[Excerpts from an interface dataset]

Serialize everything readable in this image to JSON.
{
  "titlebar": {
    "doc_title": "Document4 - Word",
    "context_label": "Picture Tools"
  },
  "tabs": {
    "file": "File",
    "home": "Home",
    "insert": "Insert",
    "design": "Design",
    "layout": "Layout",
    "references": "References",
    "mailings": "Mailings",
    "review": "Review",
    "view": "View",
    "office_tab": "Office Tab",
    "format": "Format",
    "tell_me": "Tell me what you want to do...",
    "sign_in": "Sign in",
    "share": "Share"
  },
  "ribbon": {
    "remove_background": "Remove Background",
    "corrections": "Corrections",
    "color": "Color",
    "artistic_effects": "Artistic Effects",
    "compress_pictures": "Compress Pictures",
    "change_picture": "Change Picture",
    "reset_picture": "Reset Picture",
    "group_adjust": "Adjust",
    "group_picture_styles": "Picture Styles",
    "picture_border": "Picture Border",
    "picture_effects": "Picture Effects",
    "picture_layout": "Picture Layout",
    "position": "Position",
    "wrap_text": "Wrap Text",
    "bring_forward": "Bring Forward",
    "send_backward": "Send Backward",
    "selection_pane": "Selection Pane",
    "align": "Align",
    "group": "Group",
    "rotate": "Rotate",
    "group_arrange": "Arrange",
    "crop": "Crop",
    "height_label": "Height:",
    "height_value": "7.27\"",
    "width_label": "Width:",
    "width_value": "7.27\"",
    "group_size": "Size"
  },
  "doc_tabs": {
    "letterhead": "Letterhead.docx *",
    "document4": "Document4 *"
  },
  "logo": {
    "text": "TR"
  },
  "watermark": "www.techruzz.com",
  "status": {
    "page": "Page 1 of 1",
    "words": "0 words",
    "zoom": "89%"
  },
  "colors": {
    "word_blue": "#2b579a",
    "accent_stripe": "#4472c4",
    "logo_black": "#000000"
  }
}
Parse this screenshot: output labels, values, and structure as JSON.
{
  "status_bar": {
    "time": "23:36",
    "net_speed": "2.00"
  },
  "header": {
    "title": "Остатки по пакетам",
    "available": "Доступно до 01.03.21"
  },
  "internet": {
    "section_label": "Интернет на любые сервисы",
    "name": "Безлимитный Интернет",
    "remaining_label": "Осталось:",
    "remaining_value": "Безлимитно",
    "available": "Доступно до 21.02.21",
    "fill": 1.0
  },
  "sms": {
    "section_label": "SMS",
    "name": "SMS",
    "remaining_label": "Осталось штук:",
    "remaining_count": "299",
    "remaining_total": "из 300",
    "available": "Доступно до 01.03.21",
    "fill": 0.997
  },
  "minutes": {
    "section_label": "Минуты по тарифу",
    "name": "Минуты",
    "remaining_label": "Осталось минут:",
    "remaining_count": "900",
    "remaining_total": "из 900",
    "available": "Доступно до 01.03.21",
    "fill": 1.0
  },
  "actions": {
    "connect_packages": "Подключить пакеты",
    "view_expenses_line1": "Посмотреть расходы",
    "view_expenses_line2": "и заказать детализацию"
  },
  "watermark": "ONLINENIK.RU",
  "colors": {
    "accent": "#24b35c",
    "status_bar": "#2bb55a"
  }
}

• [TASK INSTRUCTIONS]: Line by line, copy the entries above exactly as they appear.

• [ANSWER TO THIS PROBLEM]:
Serialize everything readable in this image to JSON.
{
  "titlebar": {
    "doc_title": "Document4 - Word",
    "context_label": "Picture Tools"
  },
  "tabs": {
    "file": "File",
    "home": "Home",
    "insert": "Insert",
    "design": "Design",
    "layout": "Layout",
    "references": "References",
    "mailings": "Mailings",
    "review": "Review",
    "view": "View",
    "office_tab": "Office Tab",
    "format": "Format",
    "tell_me": "Tell me what you want to do...",
    "sign_in": "Sign in",
    "share": "Share"
  },
  "ribbon": {
    "remove_background": "Remove Background",
    "corrections": "Corrections",
    "color": "Color",
    "artistic_effects": "Artistic Effects",
    "compress_pictures": "Compress Pictures",
    "change_picture": "Change Picture",
    "reset_picture": "Reset Picture",
    "group_adjust": "Adjust",
    "group_picture_styles": "Picture Styles",
    "picture_border": "Picture Border",
    "picture_effects": "Picture Effects",
    "picture_layout": "Picture Layout",
    "position": "Position",
    "wrap_text": "Wrap Text",
    "bring_forward": "Bring Forward",
    "send_backward": "Send Backward",
    "selection_pane": "Selection Pane",
    "align": "Align",
    "group": "Group",
    "rotate": "Rotate",
    "group_arrange": "Arrange",
    "crop": "Crop",
    "height_label": "Height:",
    "height_value": "7.27\"",
    "width_label": "Width:",
    "width_value": "7.27\"",
    "group_size": "Size"
  },
  "doc_tabs": {
    "letterhead": "Letterhead.docx *",
    "document4": "Document4 *"
  },
  "logo": {
    "text": "TR"
  },
  "watermark": "www.techruzz.com",
  "status": {
    "page": "Page 1 of 1",
    "words": "0 words",
    "zoom": "89%"
  },
  "colors": {
    "word_blue": "#2b579a",
    "accent_stripe": "#4472c4",
    "logo_black": "#000000"
  }
}
Parse this screenshot: output labels, values, and structure as JSON.
{
  "status_bar": {
    "time": "23:36",
    "net_speed": "2.00"
  },
  "header": {
    "title": "Остатки по пакетам",
    "available": "Доступно до 01.03.21"
  },
  "internet": {
    "section_label": "Интернет на любые сервисы",
    "name": "Безлимитный Интернет",
    "remaining_label": "Осталось:",
    "remaining_value": "Безлимитно",
    "available": "Доступно до 21.02.21",
    "fill": 1.0
  },
  "sms": {
    "section_label": "SMS",
    "name": "SMS",
    "remaining_label": "Осталось штук:",
    "remaining_count": "299",
    "remaining_total": "из 300",
    "available": "Доступно до 01.03.21",
    "fill": 0.997
  },
  "minutes": {
    "section_label": "Минуты по тарифу",
    "name": "Минуты",
    "remaining_label": "Осталось минут:",
    "remaining_count": "900",
    "remaining_total": "из 900",
    "available": "Доступно до 01.03.21",
    "fill": 1.0
  },
  "actions": {
    "connect_packages": "Подключить пакеты",
    "view_expenses_line1": "Посмотреть расходы",
    "view_expenses_line2": "и заказать детализацию"
  },
  "watermark": "ONLINENIK.RU",
  "colors": {
    "accent": "#24b35c",
    "status_bar": "#2bb55a"
  }
}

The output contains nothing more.